AUDACIOUS | Censorship and Criticism

Print More


Ever since Donald Trump’s public endorsement of his candidacy in the 2016 Presidential elections, there hasn’t been a phrase that I have heard more often than “PC.”

PC, which stands for “politically correct” is the term used to describe language, rhetoric or actions that are not intended to offend specific groups of people, particularly disadvantaged groups. In recent years however, it has been used as a pejorative term to describe trigger-happy, thin-skinned, bleeding heart liberals who can’t take a joke. It has been the knee jerk reaction to many issues, namely, offensive Halloween costumes and accusations of racism. But recently, accused individuals who have committed acts of insensitivity have banded together to become a beleaguered class whose freedom of speech has been supposedly impinged upon. I, for one, am whole heartedly for the philosophy of Evelyn Beatrice Hall’s famous quote: “I disapprove of what you say, but I will defend to the death your right to say it.” Everyone should have the right to say what they want, good, bad or egregious. But guess what? You are not perfect. Free speech does not exonerate you from criticism. If you want to be jerk, by all means do so, but if someone wants to write a blog piece denouncing your comments, that’s them exercising their freedom of speech. If you complain about political correctness, then proceed to tell individuals they are not allowed to react according to their deepest convictions, you are in fact partaking in the censorship that you are emphatically rallying against.

Don’t get me wrong, my favorite comedian is Louis CK, probably one of the most offensive, least politically correct comedians ever. I personally love his jokes, but maybe others don’t, and guess what? That’s okay. I will not attempt to convince people otherwise. Not everyone likes what everyone else has to say, but labeling criticism of speech as an attack on freedom of speech is a bit overzealous. You can’t tell people what they can and cannot say, but you also can’t mandate how they should respond. We all come from differing backgrounds, which means some buttons are a bit easier to push than others. You might think a rape joke is “funny,” but a sexual assault survivor will not. (I would sincerely hope anyone reading thing does not find rape jokes funny, but, I don’t know, different strokes).
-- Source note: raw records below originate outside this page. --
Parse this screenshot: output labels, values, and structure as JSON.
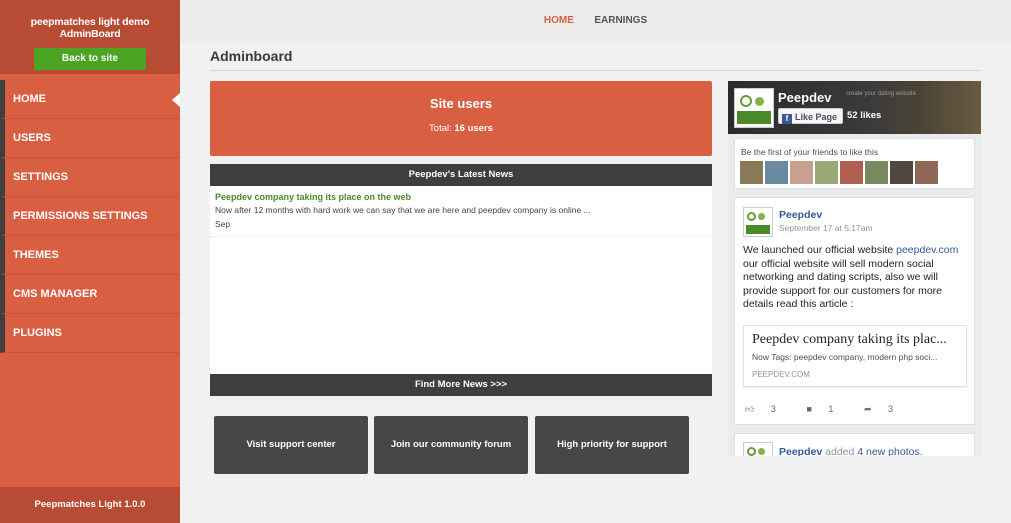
{
  "sidebar": {
    "title": "peepmatches light demo AdminBoard",
    "back_label": "Back to site",
    "items": [
      {
        "label": "HOME"
      },
      {
        "label": "USERS"
      },
      {
        "label": "SETTINGS"
      },
      {
        "label": "PERMISSIONS SETTINGS"
      },
      {
        "label": "THEMES"
      },
      {
        "label": "CMS MANAGER"
      },
      {
        "label": "PLUGINS"
      }
    ],
    "footer_name": "Peepmatches Light",
    "footer_version": "1.0.0"
  },
  "topnav": {
    "home": "HOME",
    "earnings": "EARNINGS"
  },
  "page_title": "Adminboard",
  "site_users": {
    "title": "Site users",
    "total_label": "Total:",
    "total_count": "16 users"
  },
  "news": {
    "header": "Peepdev's Latest News",
    "item_title": "Peepdev company taking its place on the web",
    "item_text": "Now  after 12 months with hard work we can say that we are here and peepdev company is online ...",
    "item_date": "Sep",
    "footer": "Find More News >>>"
  },
  "actions": {
    "support": "Visit support center",
    "forum": "Join our community forum",
    "priority": "High priority for support"
  },
  "facebook": {
    "page_name": "Peepdev",
    "tagline": "create your dating website",
    "like_button": "Like Page",
    "likes": "52 likes",
    "friends_text": "Be the first of your friends to like this",
    "post": {
      "author": "Peepdev",
      "date": "September 17 at 5:17am",
      "body_prefix": "We launched our official website ",
      "body_link": "peepdev.com",
      "body_rest": " our official website will sell modern social networking and dating scripts, also we will provide support for our customers for more details read this article :",
      "card_title": "Peepdev company taking its plac...",
      "card_desc": "Now Tags: peepdev company, modern php soci...",
      "card_domain": "PEEPDEV.COM",
      "likes": "3",
      "comments": "1",
      "shares": "3"
    },
    "post2": {
      "author": "Peepdev",
      "verb": "added",
      "link": "4 new photos."
    }
  },
  "colors": {
    "accent": "#d95f43",
    "sidebar_dark": "#b84b33",
    "back_button": "#4ba523",
    "dark_bar": "#3e3e3e",
    "fb_link": "#365899"
  }
}
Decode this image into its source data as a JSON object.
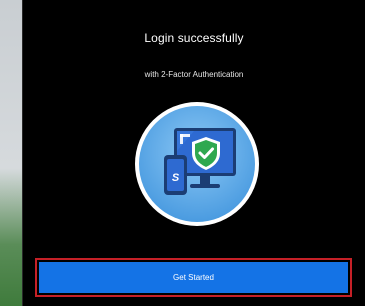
{
  "dialog": {
    "title": "Login successfully",
    "subtitle": "with 2-Factor Authentication",
    "illustration": {
      "icons": [
        "monitor-icon",
        "phone-icon",
        "shield-check-icon"
      ]
    },
    "primary_button": {
      "label": "Get Started",
      "highlighted": true
    }
  },
  "colors": {
    "dialog_bg": "#000000",
    "button_blue": "#1473e6",
    "highlight_red": "#c62027",
    "illustration_circle": "#5aa9ea",
    "shield_green": "#2fa84f"
  }
}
In short: You have the right to be an asshole, but don’t claim censorship and oppression when someone actually calls you one.

Sutheshna Mani is a junior in the College of Agriculture and Life Sciences. She was born in the snowy city of Baltimore, Maryland, and then her parents moved all the way to sunny San Diego when she was four (thank goodness for that). She loves to sing, dance, write and act; you will always hear her singing a tune. She is also a socially consciousness sleep-a-holic so that’s why you never see her smile: because she is either tired or impassioned. In her spare time she likes to stress about inane things and eat a lot of cookies. Audacious appears on alternate Fridays this semester. Sutheshna can be reached at [email protected].